So there you have it; a full precis of the rules relating to the gathering and retention of PNR data, which Member States, the UK and airlines should all be considering in reviewing their practices and procedures.
About the Author
Called to the Bar in 1997, Sarah Prager has been listed in the legal directories as a Band 1 practitioner in travel law for many years. Together with her colleagues at 1 Chancery Lane, Matthew Chapman QC and Jack Harding, she co-writes the leading legal textbook in the area, and has been involved in most of the leading cases in the field in the last decade. Last year she was named Best Lawyers’ Travel Lawyer of the Year 2020/2021 and the Lawyer Monthly Women in Law Awards 2020: Personal Injury, and she was a member of the Consultative Group of Experts to the UNWTO Committee for the Development of an International Code for the Protection of Tourists, and is a member of the Admiralty Court Users’ Committee. She undertakes purely domestic high value personal injury work as well as cross border work and has a wealth of experience of difficult and sensitive cases.

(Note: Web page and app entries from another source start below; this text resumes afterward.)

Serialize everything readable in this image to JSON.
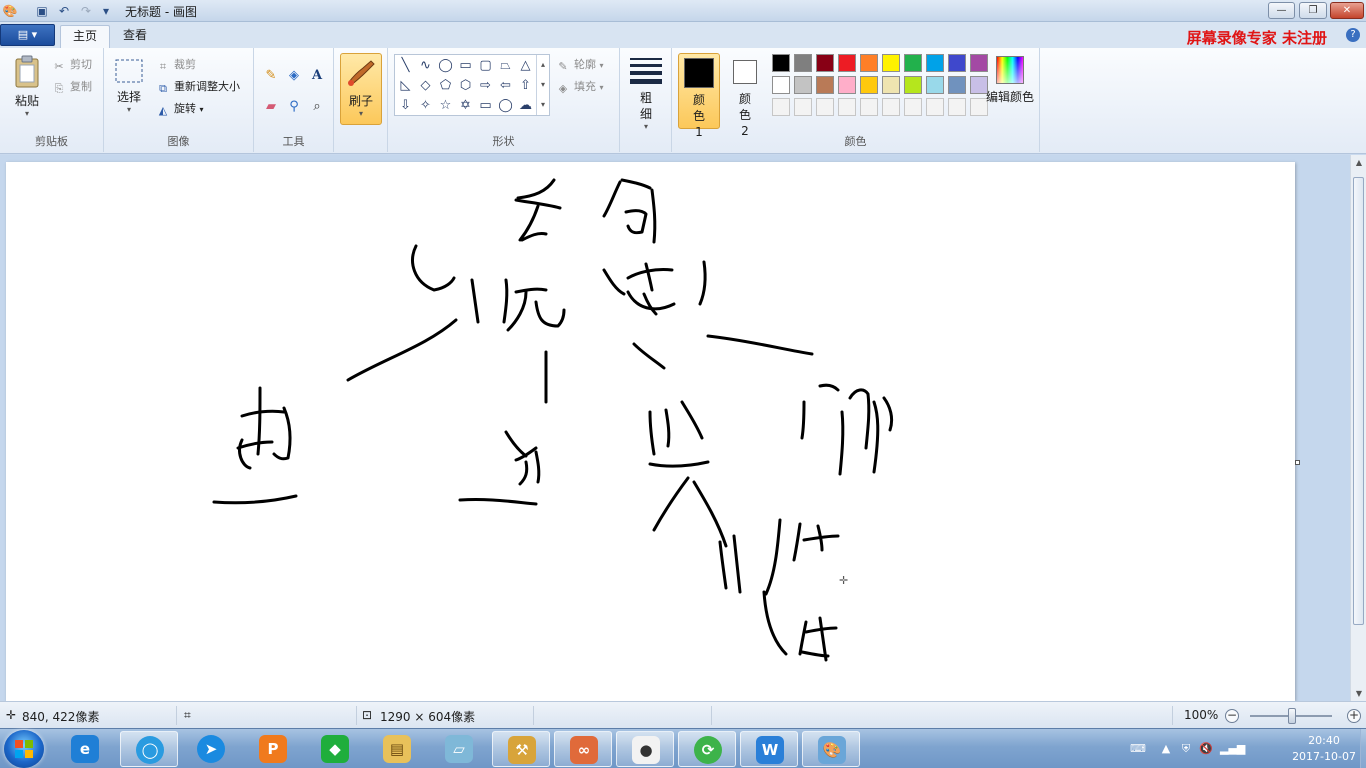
{
  "window": {
    "title": "无标题 - 画图",
    "minimize": "—",
    "maximize": "❐",
    "close": "✕"
  },
  "tabs": {
    "file_label": "▤ ▾",
    "items": [
      "主页",
      "查看"
    ]
  },
  "watermark": "屏幕录像专家  未注册",
  "ribbon": {
    "clipboard": {
      "label": "剪贴板",
      "paste": "粘贴",
      "cut": "剪切",
      "copy": "复制"
    },
    "image": {
      "label": "图像",
      "select": "选择",
      "crop": "裁剪",
      "resize": "重新调整大小",
      "rotate": "旋转"
    },
    "tools": {
      "label": "工具"
    },
    "brushes": {
      "label": "刷子"
    },
    "shapes": {
      "label": "形状",
      "outline": "轮廓",
      "fill": "填充"
    },
    "size": {
      "label": "粗细"
    },
    "colors": {
      "label": "颜色",
      "color1": "颜色 1",
      "color2": "颜色 2",
      "edit": "编辑颜色",
      "color1_value": "#000000",
      "color2_value": "#ffffff",
      "row1": [
        "#000000",
        "#7f7f7f",
        "#880015",
        "#ed1c24",
        "#ff7f27",
        "#fff200",
        "#22b14c",
        "#00a2e8",
        "#3f48cc",
        "#a349a4"
      ],
      "row2": [
        "#ffffff",
        "#c3c3c3",
        "#b97a57",
        "#ffaec9",
        "#ffc90e",
        "#efe4b0",
        "#b5e61d",
        "#99d9ea",
        "#7092be",
        "#c8bfe7"
      ]
    }
  },
  "status": {
    "cursor_pos": "840, 422像素",
    "canvas_size": "1290 × 604像素",
    "zoom": "100%"
  },
  "taskbar": {
    "apps": [
      "ie-icon",
      "qq-browser-icon",
      "feiq-icon",
      "presentation-icon",
      "green-app-icon",
      "explorer-folder-icon",
      "notepad-icon",
      "tools-icon",
      "network-app-icon",
      "media-icon",
      "sync-icon",
      "wps-icon",
      "paint-icon"
    ],
    "clock_time": "20:40",
    "clock_date": "2017-10-07"
  }
}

In sad news, the world’s biggest passenger ship is set to be scrapped without ever setting sail. The Global Dream II has 20 decks, a capacity for 9,000 passengers, and attractions including an outdoor waterpark and cinema. The ship was practically completed when the shipbuilder went bust, leaving them with a giant white elephant on their hands. Attempts to sell the vessel in what must be acknowledged to be a difficult market have been unsuccessful, and so the engines and parts will be sold separately and the lower hull scrapped. Her sister ship, Global Dream, is also without a buyer. All of this leaves Royal Caribbean as the owner of the ship with the greatest passenger capacity in the world, with the Wonder of the Seas accommodating just under 7,000 passengers.